There are few things people may consider “sexy” about the senior housing industry, or for that matter, any business dedicated to serving the country’s aging and most frail population. But cue the Justin Timberlake: When it comes to attracting new expertise to work in this sector, enhancing the appeal of senior living is critical to both the growth of the industry and insuring against the looming staffing crisis currently facing the U.S., according to a group of industry chief executives.
It’s no secret that the U.S. population is aging at a rapid rate. With thousands of Baby Boomers turning age 65 every day for the next decade or so, as more members of this generation require the need for senior living, providers will be forced to staff-up to meet this growing demand.
Senior housing can address this impending need by looking outside the industry itself for staffing, several CEOs and executive leaders said last week during the 2016 Senior Housing News Summit in Washington, D.C.
“We are not that sexy of an industry,” said Lynne Katzmann, founder and president of Bloomfield, N.J.-based Juniper Communities, which operates 18 senior living communities in four states. “We have to talk about senior housing differently and we need to start publicly talking to people that this is, if not sexy, a great place to be.”
Engaging in such conversations to attract non-industry professionals, as well as soon-to-be professionals, has led some providers to target their efforts to corporate America, while others have focused on developing programs aimed at college campuses and certain graduate students.
Widening the Funnel
Specifically, professionals with business acumen are going to help drive growth in the senior living industry, said Jon DeLuca, president and CEO of Chicago-based Senior Lifestyle Corp. With a total resident capacity exceeding 17,300, Senior Lifestyle ranked No. 8 on the 2015 largest providers list from Argentum (then known as ALFA).
“That is where we need to get better as a group to really push this industry forward,” DeLuca said. “Going to corporate America, [which] can bring in fresh ideas, is huge for this industry.”
Enlivant, a senior living provider also based in Chicago, also has experience with this approach in attracting non-industry personnel to senior housing. Three years ago, the company—ranked No. 11 on the 2015 Argentum list—embarked on an “aggressive transformation,” a significant restructuring that led to changes in both culture and the replacement of several executives, said Enlivant CEO Jack Callison.
One of those executive changes included the addition of a former Burger King executive to head the company’s human resources division. In that previous role, a big HR challenge was figuring out how to retain line workers across the globe, Callison said; specifically, how to reduce this inevitable turnover and create a sense of culture and career paths—two objectives relevant to the senior living industry today.
“We went to corporate America in general to bring in different perspectives,” Callison said during Thursday’s Summit. “When you bring in those kinds of people, you open up a whole new funnel, but it has to start, at some level, with bringing in folks who look at things differently than we do today.”
A New Generation
Professionals with corporate experience in other industries can bring a new perspective to the senior housing field, and for some providers, so can graduate students.
Enlivant focuses on three different “buckets” of personnel, Callison said, including current senior housing industry veterans, professionals working in non-industry corporate positions and recently graduated MBAs or grad students to whom the company believes it can teach the senior housing business.
“We’ve had great success in attracting some of those folks,” Callison said. “They will be our next generation of leaders.”
Senior Lifestyle has taken a similar approach, DeLuca said, “spending a lot of time” at college campuses, either in business schools, geriatrics or nursing programs.

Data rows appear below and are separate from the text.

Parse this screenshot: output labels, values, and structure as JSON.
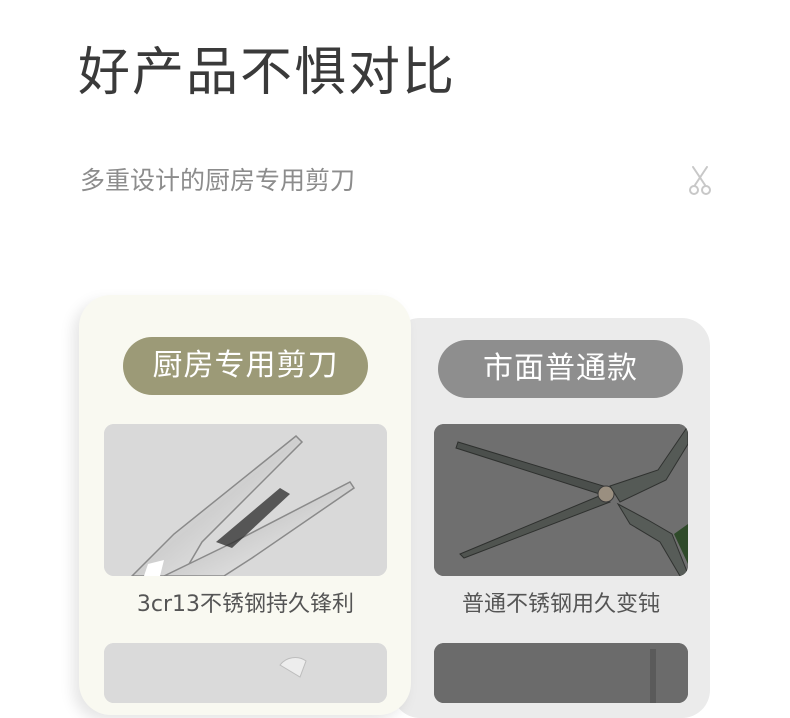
{
  "page": {
    "title": "好产品不惧对比",
    "subtitle": "多重设计的厨房专用剪刀"
  },
  "left_card": {
    "badge": "厨房专用剪刀",
    "feature_1": "3cr13不锈钢持久锋利"
  },
  "right_card": {
    "badge": "市面普通款",
    "feature_1": "普通不锈钢用久变钝"
  },
  "icons": {
    "header_mark": "scissors-icon"
  },
  "colors": {
    "left_badge": "#9c9a77",
    "right_badge": "#8e8e8e",
    "left_card_bg": "#f9f9f1",
    "right_card_bg": "#ebebeb",
    "title_text": "#3a3a3a",
    "subtitle_text": "#8c8c8c"
  }
}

By hosting job fairs, the company is able to connect directly with these young professionals and educate them the various career opportunities the senior housing sector has to offer.
“Whether you’re at the community or corporate level, there is an incredible career path that one can have, and that’s what we are trying to make people understand about our industry,” DeLuca said. “Senior housing is going to be one of the fastest-growin industries over the next 20 years. We’re trying to make this a sexy industry.”
Bridging the gap between senior living and non-industry professionals has been a particular area of focus for senior living industry trade associations.
The American Seniors Housing Association (ASHA) has been working with various universities, guiding its outreach to schools’ hospitality, health management and real estate programs—particularly those specific to long-term care and gerontology. Two-year community colleges also represent a ripe area for senior housing education.
“Our industry needs to further that outreach,” said ASHA President David Schless during the panel discussion. “That is the next generation of talent that is out there; they want work and they want meaning and the senior living profession offers a tremendous career path and a lot of opportunities.”
As an industry, senior living cannot afford to keep doing the same things over and over, getting the same results in return, all panel members agreed. To ready itself for both the swelling senior boom and staffing shortages that aren’t so far away, the senior housing sector needs to bring “sexy” back to the industry if it hopes to attract, and retain, fresh blood, new ideas and different perspectives.
“People outside of our industry know we do something good,” Katzmann said. “We just have to make it attractive.”
Written by Jason Oliva